But then, car-alarm makers have designed these infernal devices to aggravate. First, they're loud. Top models like Viper and Hellfire boast sirens that hit a painful 125 decibels — as loud as a disco, and it's sounding right outside your window. Equally annoying, the alarms often come with electronic sensors so skittish that a passing motorcycle can get them screaming. On some estimates, 95% of car alarms that go off are false alarms.

The time has come for New York to outlaw these infernal noisemakers.

With so many vehicles equipped with car alarms — one in four households now owns one, costing anywhere from $100 to $1,000 and purchased with the car or in the $500 million aftermarket — a neighborhood can suffer several blaring over the course of a bad night, even if there's no thief in sight.

The alarms purport to deter auto crime. But 20 years after they became ubiquitous on city streets, it's incontrovertible: Car alarms don't work. The reasons they don't work are straightforward. First, a professional car thief can make short work of one — and these days the pros are responsible for 80% of the $7 billion-plus car-theft racket.

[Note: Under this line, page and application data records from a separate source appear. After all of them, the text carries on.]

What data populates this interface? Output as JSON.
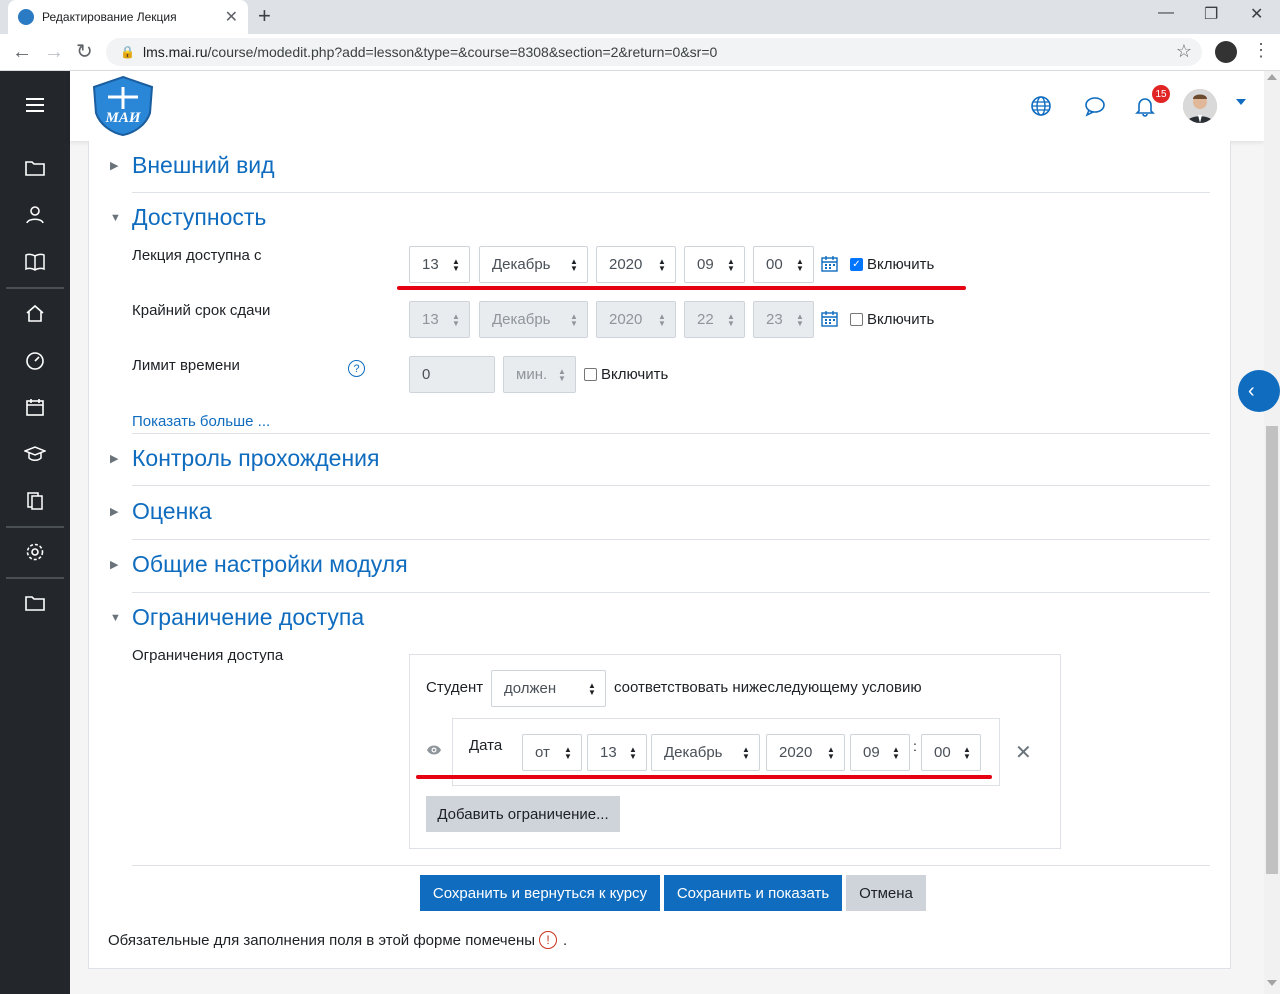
{
  "browser": {
    "tab_title": "Редактирование Лекция",
    "url_host": "lms.mai.ru",
    "url_path": "/course/modedit.php?add=lesson&type=&course=8308&section=2&return=0&sr=0"
  },
  "header": {
    "notification_count": "15"
  },
  "sections": {
    "appearance": "Внешний вид",
    "availability": "Доступность",
    "flow_control": "Контроль прохождения",
    "grade": "Оценка",
    "common_module": "Общие настройки модуля",
    "restrict_access": "Ограничение доступа"
  },
  "availability": {
    "available_from": {
      "label": "Лекция доступна с",
      "day": "13",
      "month": "Декабрь",
      "year": "2020",
      "hour": "09",
      "minute": "00",
      "enable_label": "Включить",
      "enabled": true
    },
    "deadline": {
      "label": "Крайний срок сдачи",
      "day": "13",
      "month": "Декабрь",
      "year": "2020",
      "hour": "22",
      "minute": "23",
      "enable_label": "Включить",
      "enabled": false
    },
    "time_limit": {
      "label": "Лимит времени",
      "value": "0",
      "unit": "мин.",
      "enable_label": "Включить",
      "enabled": false
    },
    "show_more": "Показать больше ..."
  },
  "restrictions": {
    "label": "Ограничения доступа",
    "student_label": "Студент",
    "must_value": "должен",
    "condition_text": "соответствовать нижеследующему условию",
    "date_label": "Дата",
    "direction": "от",
    "day": "13",
    "month": "Декабрь",
    "year": "2020",
    "hour": "09",
    "colon": ":",
    "minute": "00",
    "add_button": "Добавить ограничение..."
  },
  "buttons": {
    "save_return": "Сохранить и вернуться к курсу",
    "save_show": "Сохранить и показать",
    "cancel": "Отмена"
  },
  "footer_note": "Обязательные для заполнения поля в этой форме помечены",
  "footer_period": ".",
  "colors": {
    "accent": "#0f6cbf",
    "sidebar": "#23272b",
    "annotation": "#e50012"
  }
}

Second, the alarms have become so commonplace and false alarms so ubiquitous that nobody thinks "crime" when one goes off. A recent survey found that fewer than 1% of respondents would call the police on hearing a car alarm.

Industry lobbyists retort that 95% of those who've bought alarms are happy with them and that people feel more secure owning them. But so what? Lots of things people buy or do might make them individually happy or reassure them but come with social costs that may or may not be worth putting up with.

Making the alarms even harder to justify is the existence of vehicle security systems that do work — noiselessly. Manufacturer-installed immobilizers — they shut off your car's ignition system when someone without a key with the right computer chip embedded in it tries to start the car — have shrunk insurance losses for vehicles rigged with them by 50%.

So if car alarms don't work and drive folks crazy, what can we do about them? Many cities, including New York, have tried to crack down on them by fining owners of alarms that don't shut off after a few minutes. But enforcement, though it varies from precinct to precinct, remains lax.

Even if enforcement were draconian, however, the time-limit approach doesn't go far enough. A disgruntled Staten Islander explains why: "Limiting the amount of time that these alarms may go off has done little good. The same alarm can go off time and again." All it takes is a few seconds of one of these things blaring, and you're awake.

New York should be the first city to ban car alarms. You can have one if you want, but if yours goes off, you are subject to a fine. The industry would lobby to derail a ban, of course, just as it worked successfully to quash a City Council bill in 1997 that would have outlawed the aftermarket sale of alarms in the city.

But a firm mayoral push might be sufficient to get the City Council to pass a ban. Moreover, a ban might head off a new, motion-activated bike alarm, called Cycurity, that will be coming to market any day now with the potential to swell the urban din exponentially.